_Problem requirements:_ Report each line from the entries in which "JSON" can be found.

_Entries shown:_
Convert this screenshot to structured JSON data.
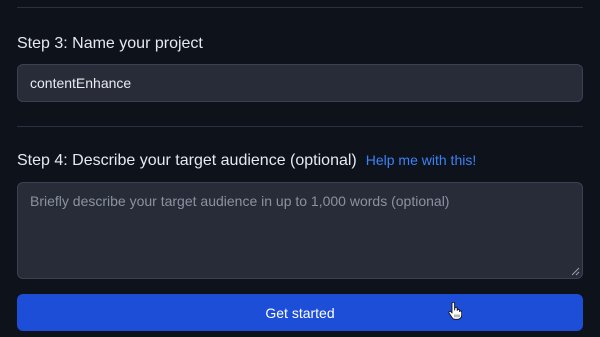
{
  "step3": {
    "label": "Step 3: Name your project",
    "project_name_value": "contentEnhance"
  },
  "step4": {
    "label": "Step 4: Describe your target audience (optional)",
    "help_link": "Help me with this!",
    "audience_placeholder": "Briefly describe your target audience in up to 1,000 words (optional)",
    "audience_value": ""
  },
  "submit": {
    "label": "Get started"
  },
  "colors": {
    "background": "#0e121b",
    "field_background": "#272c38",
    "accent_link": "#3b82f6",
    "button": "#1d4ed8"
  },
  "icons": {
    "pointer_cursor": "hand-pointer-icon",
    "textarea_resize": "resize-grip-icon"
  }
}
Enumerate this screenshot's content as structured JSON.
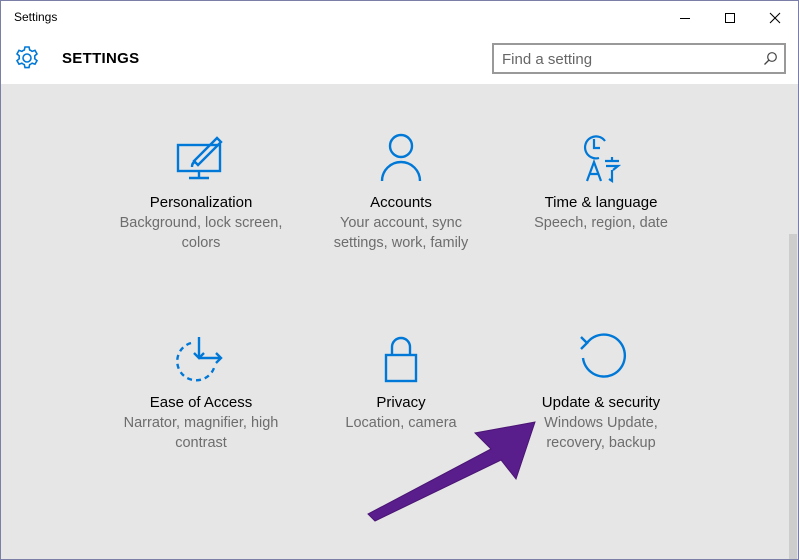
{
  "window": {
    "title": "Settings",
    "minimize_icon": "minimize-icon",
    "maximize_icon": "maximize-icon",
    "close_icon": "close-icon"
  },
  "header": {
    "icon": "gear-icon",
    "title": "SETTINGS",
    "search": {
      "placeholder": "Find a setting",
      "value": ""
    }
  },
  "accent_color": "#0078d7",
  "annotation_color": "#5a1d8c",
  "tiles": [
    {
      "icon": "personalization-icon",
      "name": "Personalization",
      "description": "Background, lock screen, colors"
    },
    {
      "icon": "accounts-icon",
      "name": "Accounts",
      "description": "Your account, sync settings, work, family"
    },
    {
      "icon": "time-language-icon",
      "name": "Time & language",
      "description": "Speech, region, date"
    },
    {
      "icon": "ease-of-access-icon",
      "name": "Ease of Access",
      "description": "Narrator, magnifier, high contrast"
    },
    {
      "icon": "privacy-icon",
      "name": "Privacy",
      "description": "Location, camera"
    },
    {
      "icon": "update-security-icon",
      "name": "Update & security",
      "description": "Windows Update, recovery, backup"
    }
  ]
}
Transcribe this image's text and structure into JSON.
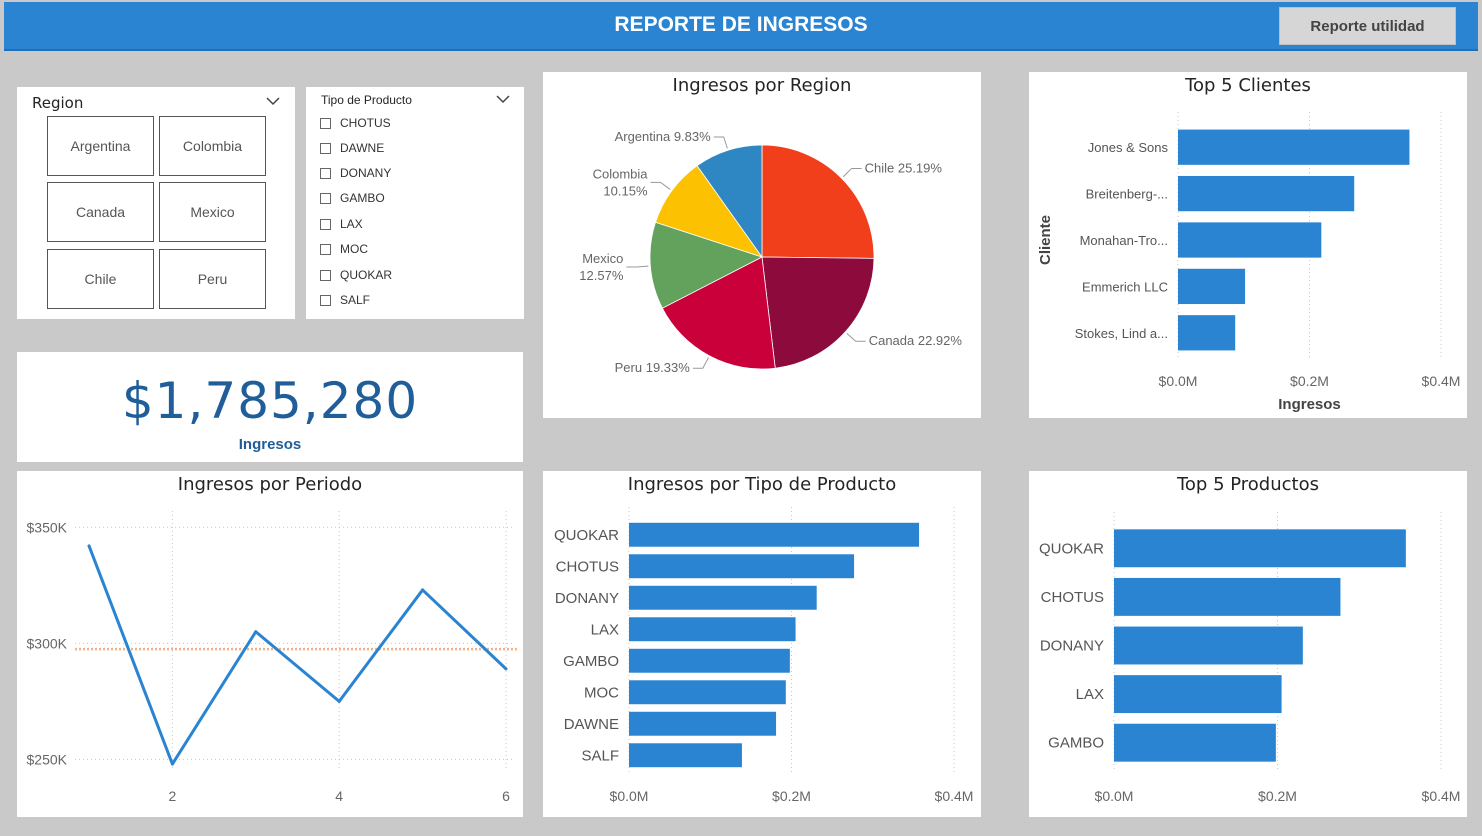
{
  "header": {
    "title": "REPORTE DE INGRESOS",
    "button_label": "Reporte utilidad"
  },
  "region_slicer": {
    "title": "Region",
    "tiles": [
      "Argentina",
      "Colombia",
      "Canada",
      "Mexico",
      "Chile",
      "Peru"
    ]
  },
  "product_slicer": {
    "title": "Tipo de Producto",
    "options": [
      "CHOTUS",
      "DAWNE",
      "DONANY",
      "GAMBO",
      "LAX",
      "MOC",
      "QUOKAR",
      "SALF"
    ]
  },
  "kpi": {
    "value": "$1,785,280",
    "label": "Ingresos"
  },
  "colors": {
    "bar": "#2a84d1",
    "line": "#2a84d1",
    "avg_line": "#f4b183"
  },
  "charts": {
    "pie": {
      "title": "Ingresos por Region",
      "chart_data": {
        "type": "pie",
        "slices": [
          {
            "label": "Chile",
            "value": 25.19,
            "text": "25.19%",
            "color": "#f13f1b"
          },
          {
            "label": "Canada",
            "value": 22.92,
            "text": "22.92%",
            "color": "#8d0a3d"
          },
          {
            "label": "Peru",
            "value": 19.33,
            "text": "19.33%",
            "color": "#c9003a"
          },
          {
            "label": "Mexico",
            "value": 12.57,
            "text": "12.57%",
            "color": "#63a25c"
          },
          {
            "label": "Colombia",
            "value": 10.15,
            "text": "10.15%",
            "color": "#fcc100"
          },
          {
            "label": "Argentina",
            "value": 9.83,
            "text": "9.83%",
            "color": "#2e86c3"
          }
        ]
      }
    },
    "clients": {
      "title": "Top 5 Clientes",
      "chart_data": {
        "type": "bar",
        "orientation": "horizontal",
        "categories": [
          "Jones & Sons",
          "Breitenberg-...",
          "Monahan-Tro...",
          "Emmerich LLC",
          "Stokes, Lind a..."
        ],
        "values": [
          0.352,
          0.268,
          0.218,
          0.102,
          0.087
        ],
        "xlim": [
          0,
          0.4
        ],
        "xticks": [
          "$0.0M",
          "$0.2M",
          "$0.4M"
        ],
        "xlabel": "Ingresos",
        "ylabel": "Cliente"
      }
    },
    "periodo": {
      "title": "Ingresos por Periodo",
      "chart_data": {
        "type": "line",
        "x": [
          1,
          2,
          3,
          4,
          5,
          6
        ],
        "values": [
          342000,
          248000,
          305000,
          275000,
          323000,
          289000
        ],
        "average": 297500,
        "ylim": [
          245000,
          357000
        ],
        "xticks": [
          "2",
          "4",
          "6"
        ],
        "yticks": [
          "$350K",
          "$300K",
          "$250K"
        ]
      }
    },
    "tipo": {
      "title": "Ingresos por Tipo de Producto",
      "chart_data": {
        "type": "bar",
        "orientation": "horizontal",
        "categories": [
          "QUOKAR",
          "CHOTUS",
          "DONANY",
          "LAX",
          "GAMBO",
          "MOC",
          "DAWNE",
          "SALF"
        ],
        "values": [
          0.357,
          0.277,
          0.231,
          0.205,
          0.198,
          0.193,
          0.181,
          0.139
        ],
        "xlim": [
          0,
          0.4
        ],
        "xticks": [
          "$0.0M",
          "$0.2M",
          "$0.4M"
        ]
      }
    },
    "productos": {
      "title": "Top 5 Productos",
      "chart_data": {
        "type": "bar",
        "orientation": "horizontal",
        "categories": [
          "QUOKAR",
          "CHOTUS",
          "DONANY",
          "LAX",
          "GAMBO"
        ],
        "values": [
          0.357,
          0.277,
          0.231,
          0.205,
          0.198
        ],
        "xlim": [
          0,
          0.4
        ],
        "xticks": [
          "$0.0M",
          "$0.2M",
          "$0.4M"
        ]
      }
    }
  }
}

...

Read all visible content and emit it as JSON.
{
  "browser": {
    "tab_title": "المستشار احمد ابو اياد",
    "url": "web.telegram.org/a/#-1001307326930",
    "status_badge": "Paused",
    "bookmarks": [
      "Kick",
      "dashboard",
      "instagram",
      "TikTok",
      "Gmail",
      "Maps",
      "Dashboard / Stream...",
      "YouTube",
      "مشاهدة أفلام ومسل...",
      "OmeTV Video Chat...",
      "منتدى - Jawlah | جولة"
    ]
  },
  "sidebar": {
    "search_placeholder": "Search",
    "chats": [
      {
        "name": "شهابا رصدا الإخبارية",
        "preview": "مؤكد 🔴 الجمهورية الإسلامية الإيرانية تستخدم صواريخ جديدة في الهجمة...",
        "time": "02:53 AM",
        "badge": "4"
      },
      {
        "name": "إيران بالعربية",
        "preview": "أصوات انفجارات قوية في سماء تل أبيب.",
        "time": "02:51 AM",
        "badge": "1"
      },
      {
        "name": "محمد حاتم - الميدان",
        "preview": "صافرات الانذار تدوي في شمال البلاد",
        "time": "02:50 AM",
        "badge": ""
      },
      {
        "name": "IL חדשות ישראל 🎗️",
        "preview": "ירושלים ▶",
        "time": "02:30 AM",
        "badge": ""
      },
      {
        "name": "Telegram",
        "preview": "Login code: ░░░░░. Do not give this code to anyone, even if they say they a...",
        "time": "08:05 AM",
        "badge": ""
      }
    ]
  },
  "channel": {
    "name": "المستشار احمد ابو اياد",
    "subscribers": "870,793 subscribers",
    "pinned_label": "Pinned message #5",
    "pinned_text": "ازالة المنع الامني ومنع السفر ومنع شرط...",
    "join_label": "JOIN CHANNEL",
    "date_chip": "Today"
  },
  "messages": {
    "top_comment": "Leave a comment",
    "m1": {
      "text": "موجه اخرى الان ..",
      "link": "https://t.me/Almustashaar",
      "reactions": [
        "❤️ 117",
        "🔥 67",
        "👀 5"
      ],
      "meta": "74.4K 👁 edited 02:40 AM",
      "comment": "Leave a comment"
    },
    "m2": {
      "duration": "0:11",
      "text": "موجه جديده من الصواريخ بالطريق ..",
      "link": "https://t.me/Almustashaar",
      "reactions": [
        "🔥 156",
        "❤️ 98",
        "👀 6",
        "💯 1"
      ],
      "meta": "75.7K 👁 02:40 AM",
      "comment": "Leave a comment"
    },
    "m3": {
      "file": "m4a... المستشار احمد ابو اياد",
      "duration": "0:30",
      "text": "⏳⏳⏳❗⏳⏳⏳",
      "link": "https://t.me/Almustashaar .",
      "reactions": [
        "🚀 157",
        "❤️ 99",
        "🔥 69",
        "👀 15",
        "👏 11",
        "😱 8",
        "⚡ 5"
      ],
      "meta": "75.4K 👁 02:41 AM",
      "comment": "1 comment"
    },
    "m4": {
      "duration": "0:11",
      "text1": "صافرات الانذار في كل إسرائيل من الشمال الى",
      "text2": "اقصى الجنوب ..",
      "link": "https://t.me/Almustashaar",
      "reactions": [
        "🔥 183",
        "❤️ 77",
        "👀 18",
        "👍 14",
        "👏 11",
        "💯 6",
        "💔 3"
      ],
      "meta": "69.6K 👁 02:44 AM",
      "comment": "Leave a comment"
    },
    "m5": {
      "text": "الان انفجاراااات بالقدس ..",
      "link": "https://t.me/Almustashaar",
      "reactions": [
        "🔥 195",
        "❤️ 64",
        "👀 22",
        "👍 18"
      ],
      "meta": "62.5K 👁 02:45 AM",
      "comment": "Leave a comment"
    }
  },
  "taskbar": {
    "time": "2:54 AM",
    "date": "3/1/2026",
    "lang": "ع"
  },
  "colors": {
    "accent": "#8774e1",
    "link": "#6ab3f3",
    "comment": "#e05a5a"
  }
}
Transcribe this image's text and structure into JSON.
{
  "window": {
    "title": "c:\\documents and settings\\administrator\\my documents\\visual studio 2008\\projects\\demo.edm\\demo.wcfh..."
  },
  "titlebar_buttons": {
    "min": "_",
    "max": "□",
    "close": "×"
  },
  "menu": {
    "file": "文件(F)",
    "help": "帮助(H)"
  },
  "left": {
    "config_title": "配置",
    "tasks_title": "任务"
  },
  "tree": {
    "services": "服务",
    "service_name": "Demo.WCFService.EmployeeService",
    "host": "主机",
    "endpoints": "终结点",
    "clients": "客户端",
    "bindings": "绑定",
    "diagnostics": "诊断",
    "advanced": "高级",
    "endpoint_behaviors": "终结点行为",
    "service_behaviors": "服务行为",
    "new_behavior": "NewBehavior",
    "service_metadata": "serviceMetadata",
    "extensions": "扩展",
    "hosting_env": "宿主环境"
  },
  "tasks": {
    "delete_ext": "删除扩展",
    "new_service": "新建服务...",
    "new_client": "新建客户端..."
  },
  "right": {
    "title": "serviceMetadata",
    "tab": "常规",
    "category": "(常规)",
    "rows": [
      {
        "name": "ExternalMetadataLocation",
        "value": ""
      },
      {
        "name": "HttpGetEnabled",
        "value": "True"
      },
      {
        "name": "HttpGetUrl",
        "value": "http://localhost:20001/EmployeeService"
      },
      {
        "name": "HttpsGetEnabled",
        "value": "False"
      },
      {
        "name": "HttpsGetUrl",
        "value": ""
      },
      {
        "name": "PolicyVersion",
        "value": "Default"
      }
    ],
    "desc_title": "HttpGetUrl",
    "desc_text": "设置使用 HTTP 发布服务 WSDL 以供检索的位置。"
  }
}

_Solution for this problem:_
Convert this screenshot to structured JSON data.
Enumerate this screenshot's content as structured JSON.
Transcribe this image's text and structure into JSON.
Read all visible content and emit it as JSON.
Transcribe this image's text and structure into JSON.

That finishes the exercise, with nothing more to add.